## What you need to do
The full listing must be reproduced exactly as given.

## Supplied data

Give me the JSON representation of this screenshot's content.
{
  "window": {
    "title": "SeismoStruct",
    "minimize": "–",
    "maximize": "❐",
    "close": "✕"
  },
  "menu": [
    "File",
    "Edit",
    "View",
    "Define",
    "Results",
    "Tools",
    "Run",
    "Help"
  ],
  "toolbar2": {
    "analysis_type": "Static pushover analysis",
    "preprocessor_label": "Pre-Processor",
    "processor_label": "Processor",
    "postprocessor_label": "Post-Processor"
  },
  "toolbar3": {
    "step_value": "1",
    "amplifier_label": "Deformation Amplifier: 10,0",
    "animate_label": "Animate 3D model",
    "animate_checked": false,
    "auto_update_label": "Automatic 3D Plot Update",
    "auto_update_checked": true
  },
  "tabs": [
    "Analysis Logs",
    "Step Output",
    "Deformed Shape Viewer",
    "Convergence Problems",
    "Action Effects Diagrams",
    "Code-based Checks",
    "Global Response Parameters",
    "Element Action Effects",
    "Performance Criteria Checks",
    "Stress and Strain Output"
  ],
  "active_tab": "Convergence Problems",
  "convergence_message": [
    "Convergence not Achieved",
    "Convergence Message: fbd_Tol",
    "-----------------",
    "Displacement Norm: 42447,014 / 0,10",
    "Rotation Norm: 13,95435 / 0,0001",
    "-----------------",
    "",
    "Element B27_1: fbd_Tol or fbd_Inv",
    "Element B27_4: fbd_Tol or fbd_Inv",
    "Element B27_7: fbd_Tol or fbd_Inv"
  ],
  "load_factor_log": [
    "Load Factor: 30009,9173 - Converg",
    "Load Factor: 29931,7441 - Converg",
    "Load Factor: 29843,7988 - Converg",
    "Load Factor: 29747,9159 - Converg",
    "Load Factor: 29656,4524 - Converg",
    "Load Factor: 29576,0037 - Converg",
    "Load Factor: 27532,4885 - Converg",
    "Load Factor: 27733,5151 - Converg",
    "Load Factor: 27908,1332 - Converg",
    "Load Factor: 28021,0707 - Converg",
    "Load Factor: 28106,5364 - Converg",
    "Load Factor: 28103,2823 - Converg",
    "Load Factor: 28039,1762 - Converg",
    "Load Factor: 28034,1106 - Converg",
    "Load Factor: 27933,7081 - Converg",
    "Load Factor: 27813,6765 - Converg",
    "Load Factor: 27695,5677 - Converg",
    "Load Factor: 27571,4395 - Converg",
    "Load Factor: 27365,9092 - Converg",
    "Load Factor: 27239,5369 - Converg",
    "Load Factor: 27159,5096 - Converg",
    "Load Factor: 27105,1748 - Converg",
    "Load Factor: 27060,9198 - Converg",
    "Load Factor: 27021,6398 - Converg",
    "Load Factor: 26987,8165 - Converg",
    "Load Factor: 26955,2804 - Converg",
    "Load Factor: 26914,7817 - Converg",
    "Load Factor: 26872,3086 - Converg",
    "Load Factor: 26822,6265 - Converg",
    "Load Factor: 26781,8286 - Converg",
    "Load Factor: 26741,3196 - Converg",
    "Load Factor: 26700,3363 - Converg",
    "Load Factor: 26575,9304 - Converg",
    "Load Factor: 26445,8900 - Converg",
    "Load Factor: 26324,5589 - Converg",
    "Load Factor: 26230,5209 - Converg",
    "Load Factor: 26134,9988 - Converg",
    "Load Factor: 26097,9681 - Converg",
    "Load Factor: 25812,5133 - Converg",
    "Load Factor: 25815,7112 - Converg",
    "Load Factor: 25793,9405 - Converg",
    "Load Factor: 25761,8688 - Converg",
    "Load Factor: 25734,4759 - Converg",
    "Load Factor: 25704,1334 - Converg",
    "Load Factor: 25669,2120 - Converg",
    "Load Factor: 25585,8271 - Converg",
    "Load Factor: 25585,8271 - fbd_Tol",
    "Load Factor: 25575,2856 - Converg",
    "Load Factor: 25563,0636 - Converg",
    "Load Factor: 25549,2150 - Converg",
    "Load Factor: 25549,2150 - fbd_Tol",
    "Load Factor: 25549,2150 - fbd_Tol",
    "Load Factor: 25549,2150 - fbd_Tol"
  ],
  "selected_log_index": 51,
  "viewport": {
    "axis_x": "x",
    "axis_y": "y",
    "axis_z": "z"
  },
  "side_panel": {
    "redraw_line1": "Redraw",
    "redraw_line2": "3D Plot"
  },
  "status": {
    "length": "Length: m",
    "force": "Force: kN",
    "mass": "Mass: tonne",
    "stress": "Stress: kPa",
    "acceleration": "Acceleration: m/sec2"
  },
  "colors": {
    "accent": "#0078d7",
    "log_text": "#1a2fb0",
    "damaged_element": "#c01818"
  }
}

## Result of the task
Give me the JSON representation of this screenshot's content.
{
  "window": {
    "title": "SeismoStruct",
    "minimize": "–",
    "maximize": "❐",
    "close": "✕"
  },
  "menu": [
    "File",
    "Edit",
    "View",
    "Define",
    "Results",
    "Tools",
    "Run",
    "Help"
  ],
  "toolbar2": {
    "analysis_type": "Static pushover analysis",
    "preprocessor_label": "Pre-Processor",
    "processor_label": "Processor",
    "postprocessor_label": "Post-Processor"
  },
  "toolbar3": {
    "step_value": "1",
    "amplifier_label": "Deformation Amplifier: 10,0",
    "animate_label": "Animate 3D model",
    "animate_checked": false,
    "auto_update_label": "Automatic 3D Plot Update",
    "auto_update_checked": true
  },
  "tabs": [
    "Analysis Logs",
    "Step Output",
    "Deformed Shape Viewer",
    "Convergence Problems",
    "Action Effects Diagrams",
    "Code-based Checks",
    "Global Response Parameters",
    "Element Action Effects",
    "Performance Criteria Checks",
    "Stress and Strain Output"
  ],
  "active_tab": "Convergence Problems",
  "convergence_message": [
    "Convergence not Achieved",
    "Convergence Message: fbd_Tol",
    "-----------------",
    "Displacement Norm: 42447,014 / 0,10",
    "Rotation Norm: 13,95435 / 0,0001",
    "-----------------",
    "",
    "Element B27_1: fbd_Tol or fbd_Inv",
    "Element B27_4: fbd_Tol or fbd_Inv",
    "Element B27_7: fbd_Tol or fbd_Inv"
  ],
  "load_factor_log": [
    "Load Factor: 30009,9173 - Converg",
    "Load Factor: 29931,7441 - Converg",
    "Load Factor: 29843,7988 - Converg",
    "Load Factor: 29747,9159 - Converg",
    "Load Factor: 29656,4524 - Converg",
    "Load Factor: 29576,0037 - Converg",
    "Load Factor: 27532,4885 - Converg",
    "Load Factor: 27733,5151 - Converg",
    "Load Factor: 27908,1332 - Converg",
    "Load Factor: 28021,0707 - Converg",
    "Load Factor: 28106,5364 - Converg",
    "Load Factor: 28103,2823 - Converg",
    "Load Factor: 28039,1762 - Converg",
    "Load Factor: 28034,1106 - Converg",
    "Load Factor: 27933,7081 - Converg",
    "Load Factor: 27813,6765 - Converg",
    "Load Factor: 27695,5677 - Converg",
    "Load Factor: 27571,4395 - Converg",
    "Load Factor: 27365,9092 - Converg",
    "Load Factor: 27239,5369 - Converg",
    "Load Factor: 27159,5096 - Converg",
    "Load Factor: 27105,1748 - Converg",
    "Load Factor: 27060,9198 - Converg",
    "Load Factor: 27021,6398 - Converg",
    "Load Factor: 26987,8165 - Converg",
    "Load Factor: 26955,2804 - Converg",
    "Load Factor: 26914,7817 - Converg",
    "Load Factor: 26872,3086 - Converg",
    "Load Factor: 26822,6265 - Converg",
    "Load Factor: 26781,8286 - Converg",
    "Load Factor: 26741,3196 - Converg",
    "Load Factor: 26700,3363 - Converg",
    "Load Factor: 26575,9304 - Converg",
    "Load Factor: 26445,8900 - Converg",
    "Load Factor: 26324,5589 - Converg",
    "Load Factor: 26230,5209 - Converg",
    "Load Factor: 26134,9988 - Converg",
    "Load Factor: 26097,9681 - Converg",
    "Load Factor: 25812,5133 - Converg",
    "Load Factor: 25815,7112 - Converg",
    "Load Factor: 25793,9405 - Converg",
    "Load Factor: 25761,8688 - Converg",
    "Load Factor: 25734,4759 - Converg",
    "Load Factor: 25704,1334 - Converg",
    "Load Factor: 25669,2120 - Converg",
    "Load Factor: 25585,8271 - Converg",
    "Load Factor: 25585,8271 - fbd_Tol",
    "Load Factor: 25575,2856 - Converg",
    "Load Factor: 25563,0636 - Converg",
    "Load Factor: 25549,2150 - Converg",
    "Load Factor: 25549,2150 - fbd_Tol",
    "Load Factor: 25549,2150 - fbd_Tol",
    "Load Factor: 25549,2150 - fbd_Tol"
  ],
  "selected_log_index": 51,
  "viewport": {
    "axis_x": "x",
    "axis_y": "y",
    "axis_z": "z"
  },
  "side_panel": {
    "redraw_line1": "Redraw",
    "redraw_line2": "3D Plot"
  },
  "status": {
    "length": "Length: m",
    "force": "Force: kN",
    "mass": "Mass: tonne",
    "stress": "Stress: kPa",
    "acceleration": "Acceleration: m/sec2"
  },
  "colors": {
    "accent": "#0078d7",
    "log_text": "#1a2fb0",
    "damaged_element": "#c01818"
  }
}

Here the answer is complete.